A few notes about RSA from a practical perspective. This writeup is not intended to cover all of the various bits of history and details of RSA, simply because there are half a dozen other writeups in this node that seem to be doing a fine job of that.
The modulus n does not actually have to be equal to p*q with p and q prime. It can be the product of any number of prime numbers (ie, any composite number will work fine). Of course, this makes n easier to factor (by how much is not really known; most factoring estimates are based on factoring p*q). The benefit comes when using CRT-based RSA decryption. This method replaces an exponentiation modulo n with 2 exponentiations modulo p and one exponentiation modulo q, plus a few extra operations. Since the time for a modular exponentiation is exponential with the size of the operands, this is a major win for speed, and almost all crypto software, and most hardware, does it in this manner. If n has more factors, you can break the decryption up even more, using many small modular exponentiations instead of one big one. This is generally termed multi-prime RSA, and has been patented by Compaq in the US.
Generally you can get away with between 3 and 6 factors, depending on the total size of the key. The really nice thing about this is that you can give someone your public key, and it looks exactly like a regular RSA key. The only way to tell it's not is to factor the modulus.
The Public Exponent
The public exponent is chosen to be small for several reasons. First, it makes encryption and signature verification very fast, which is nice. In particular, someone will only sign something once, but it might be verified many thousands or even millions of times. More importantly, if the decryption exponent d is too small, then it's possible to recover the key. If e is relatively small (say, less than 232), d will always be sufficiently large to prevent the attack.
Commonly chosen values for the exponent include 3, 17, 257, and 65537. These numbers are all primes of the form 2n+1. Because there are only two 1 bits in the binary representations of these numbers, the exponentiation algorithm is quite fast (this is due to the properties of many common exponentiation algorithms). Prime numbers for the exponent are preferred because p-1 and q-1 must be relatively prime to e (this restriction also applies to additional factors if multi-prime RSA is used). It's easy to see that (assuming p and q are always chosen randomly), the restriction will be easiest to satisfy when e is a prime number.
Converting messages into numbers
Most examples of RSA (including the ones included in this node), basically ignore the problem of encoding a message into something usable by RSA. Many 'toy' examples, designed to showcase the mathematics involved, suggest turning the string to be encrypted into an integer by concatenating the ASCII representation of the characters.
A common size for an RSA modulus is 1024 bits (or 128 bytes). RSA cannot encrypt a message (really, RSA encrypts integers), larger than the modulus. So what about when we want to encrypt a 1 megabyte file? A single encryption using a megabyte long RSA modulus would take quite a few minutes on a fast machine, so that doesn't seem too great.

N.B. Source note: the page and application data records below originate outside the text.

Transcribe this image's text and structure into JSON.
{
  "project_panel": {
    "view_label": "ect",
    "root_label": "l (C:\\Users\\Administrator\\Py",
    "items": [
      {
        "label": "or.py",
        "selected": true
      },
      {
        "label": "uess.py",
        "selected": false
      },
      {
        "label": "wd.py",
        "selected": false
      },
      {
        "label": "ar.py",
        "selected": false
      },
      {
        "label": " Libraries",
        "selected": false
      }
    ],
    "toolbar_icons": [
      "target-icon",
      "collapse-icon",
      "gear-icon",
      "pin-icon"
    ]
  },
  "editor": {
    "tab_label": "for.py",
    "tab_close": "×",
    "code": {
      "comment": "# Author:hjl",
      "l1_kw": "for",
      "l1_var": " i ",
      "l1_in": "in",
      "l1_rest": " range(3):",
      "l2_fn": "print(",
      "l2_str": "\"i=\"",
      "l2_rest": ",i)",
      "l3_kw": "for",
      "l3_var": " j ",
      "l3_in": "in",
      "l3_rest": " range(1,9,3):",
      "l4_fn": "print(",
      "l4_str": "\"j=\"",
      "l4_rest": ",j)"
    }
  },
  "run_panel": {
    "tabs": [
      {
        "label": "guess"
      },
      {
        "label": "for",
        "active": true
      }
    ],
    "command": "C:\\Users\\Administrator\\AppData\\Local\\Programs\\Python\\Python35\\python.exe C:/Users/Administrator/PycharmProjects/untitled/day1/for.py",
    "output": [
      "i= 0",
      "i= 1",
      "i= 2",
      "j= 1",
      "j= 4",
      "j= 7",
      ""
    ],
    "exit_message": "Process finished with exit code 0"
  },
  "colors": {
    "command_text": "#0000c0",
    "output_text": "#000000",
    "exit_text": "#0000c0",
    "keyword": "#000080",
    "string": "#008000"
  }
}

An alternative is to break the message up into pieces and encrypt them one at a time (in fact, some books suggest this as a serious option). But this too will be quite slow, and additionally insecure. For example, an attacker could undetectably rearrange the RSA encrypted blocks. Unfortunately, some crypto libraries, like Java's JCE, actually support using RSA in this manner (most do not). The real solution is to generate a random key, encrypt it with RSA, and then send the recipient both the RSA-encrypted key, and the message encrypted with a symmetric cipher such as DES, using the key.
Even this doesn't solve all of the problems. It's quite possible in some situations (such as a server that decrypts a message encrypted with RSA and processes it somehow) to attack RSA, if it is used in the manner mentioned above. These attacks usually allow the attacker to gain the decryption of a small number of ciphertexts. They are fairly hard to pull off, requiring a good deal of CPU time and the ability to send many thousands, or even millions, of messages to the server. However, they are much easier to accomplish than factoring the modulus.
To prove that this should not be taken lightly, I'll point out that attacks against SSL have been published which can recover a SSL session key in a fairly practical manner. However, because it would require connecting many many times to the server, it would undoubtably be noticed by the resident network engineers.
The way to work around this problem is to first choose the random key, and then encode it in some way that provides redundancy, and ensures that the input to the actual RSA operation is only a little bit smaller than the modulus. There are many ways to do this, some of which have been standardized in PKCS and IEEE 1363 (in particular, read OAEP).
Similar issues surround the use of RSA for signatures. IEEE 1363a has some solutions that seem fairly workable -- unfortunately, the best ones are patented.
This Writeup Sucks
This has been a brief and most incomplete coverage of some of the practical issues surrounding the use of RSA today. If you have comments or suggestions for additions, please, /msg away.